**What is being asked:** Repeat each entry as written, dropping any picture you find.

::: Dataset content :::

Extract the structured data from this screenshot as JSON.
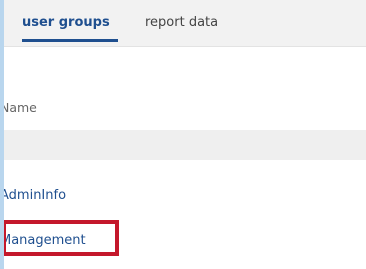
{
  "tabs": {
    "active_label": "user groups",
    "inactive_label": "report data"
  },
  "table": {
    "column_header": "Name",
    "rows": [
      {
        "label": "AdminInfo"
      },
      {
        "label": "Management"
      }
    ]
  },
  "colors": {
    "link": "#1f4f8f",
    "highlight": "#c4182b",
    "frame": "#b9d6ee"
  }
}
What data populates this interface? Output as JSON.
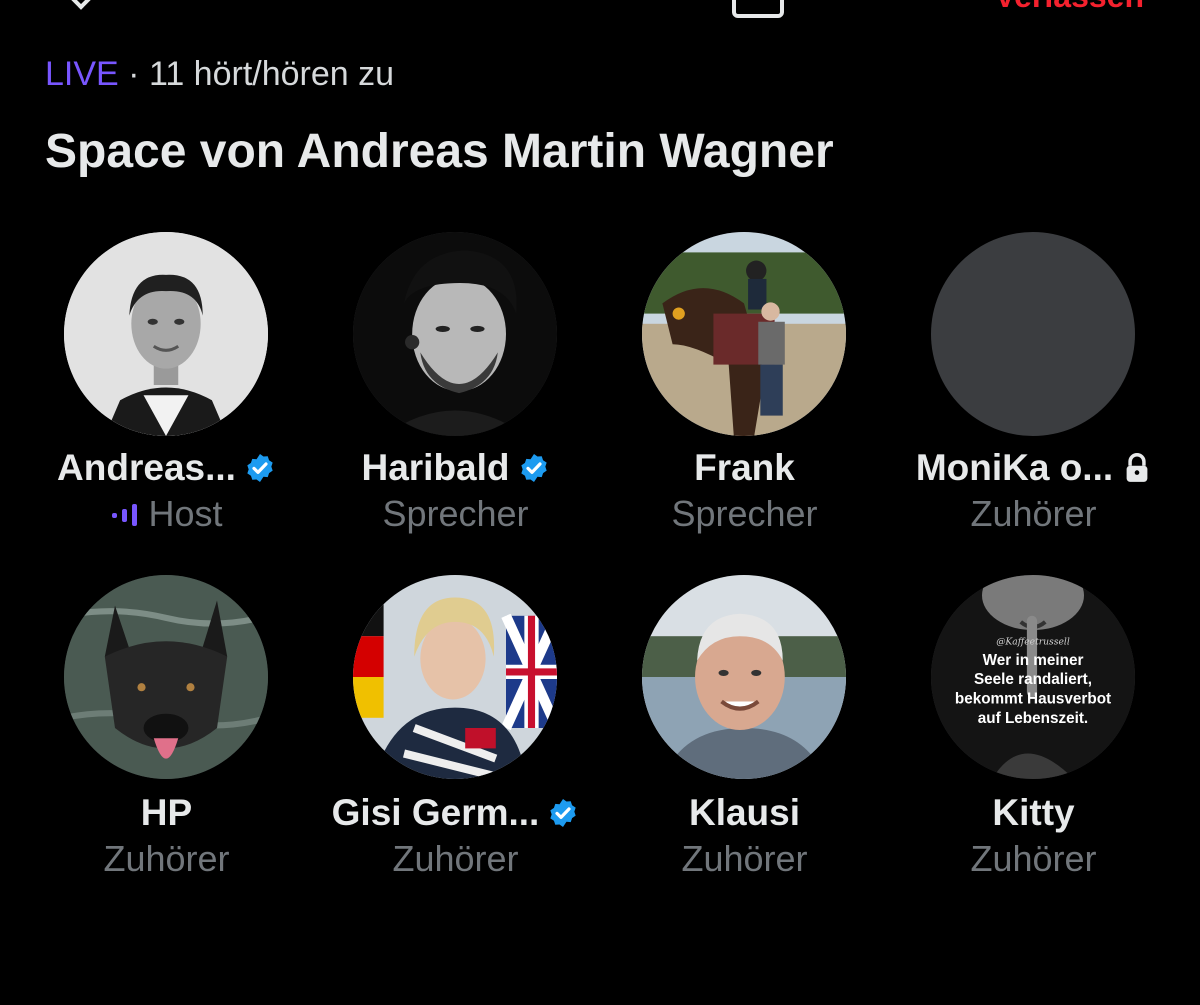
{
  "header": {
    "leave_label": "Verlassen",
    "live_label": "LIVE",
    "separator": " · ",
    "listener_text": "11 hört/hören zu",
    "title": "Space von Andreas Martin Wagner"
  },
  "colors": {
    "live": "#7856ff",
    "verified": "#1d9bf0",
    "leave": "#f4212e",
    "role_text": "#71767b"
  },
  "participants": [
    {
      "name": "Andreas...",
      "role": "Host",
      "verified": true,
      "speaking": true
    },
    {
      "name": "Haribald",
      "role": "Sprecher",
      "verified": true
    },
    {
      "name": "Frank",
      "role": "Sprecher",
      "verified": false
    },
    {
      "name": "MoniKa o...",
      "role": "Zuhörer",
      "locked": true
    },
    {
      "name": "HP",
      "role": "Zuhörer"
    },
    {
      "name": "Gisi Germ...",
      "role": "Zuhörer",
      "verified": true
    },
    {
      "name": "Klausi",
      "role": "Zuhörer"
    },
    {
      "name": "Kitty",
      "role": "Zuhörer",
      "avatar_text": {
        "watermark": "@Kaffeetrussell",
        "lines": [
          "Wer in meiner",
          "Seele randaliert,",
          "bekommt Hausverbot",
          "auf Lebenszeit."
        ]
      }
    }
  ],
  "icons": {
    "verified": "verified-badge-icon",
    "lock": "lock-icon",
    "speaking": "speaking-bars-icon"
  }
}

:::

**Written reply:**
Extract the structured data from this screenshot as JSON.
{
  "tabs": {
    "active_label": "user groups",
    "inactive_label": "report data"
  },
  "table": {
    "column_header": "Name",
    "rows": [
      {
        "label": "AdminInfo"
      },
      {
        "label": "Management"
      }
    ]
  },
  "colors": {
    "link": "#1f4f8f",
    "highlight": "#c4182b",
    "frame": "#b9d6ee"
  }
}
What data populates this interface? Output as JSON.
{
  "header": {
    "leave_label": "Verlassen",
    "live_label": "LIVE",
    "separator": " · ",
    "listener_text": "11 hört/hören zu",
    "title": "Space von Andreas Martin Wagner"
  },
  "colors": {
    "live": "#7856ff",
    "verified": "#1d9bf0",
    "leave": "#f4212e",
    "role_text": "#71767b"
  },
  "participants": [
    {
      "name": "Andreas...",
      "role": "Host",
      "verified": true,
      "speaking": true
    },
    {
      "name": "Haribald",
      "role": "Sprecher",
      "verified": true
    },
    {
      "name": "Frank",
      "role": "Sprecher",
      "verified": false
    },
    {
      "name": "MoniKa o...",
      "role": "Zuhörer",
      "locked": true
    },
    {
      "name": "HP",
      "role": "Zuhörer"
    },
    {
      "name": "Gisi Germ...",
      "role": "Zuhörer",
      "verified": true
    },
    {
      "name": "Klausi",
      "role": "Zuhörer"
    },
    {
      "name": "Kitty",
      "role": "Zuhörer",
      "avatar_text": {
        "watermark": "@Kaffeetrussell",
        "lines": [
          "Wer in meiner",
          "Seele randaliert,",
          "bekommt Hausverbot",
          "auf Lebenszeit."
        ]
      }
    }
  ],
  "icons": {
    "verified": "verified-badge-icon",
    "lock": "lock-icon",
    "speaking": "speaking-bars-icon"
  }
}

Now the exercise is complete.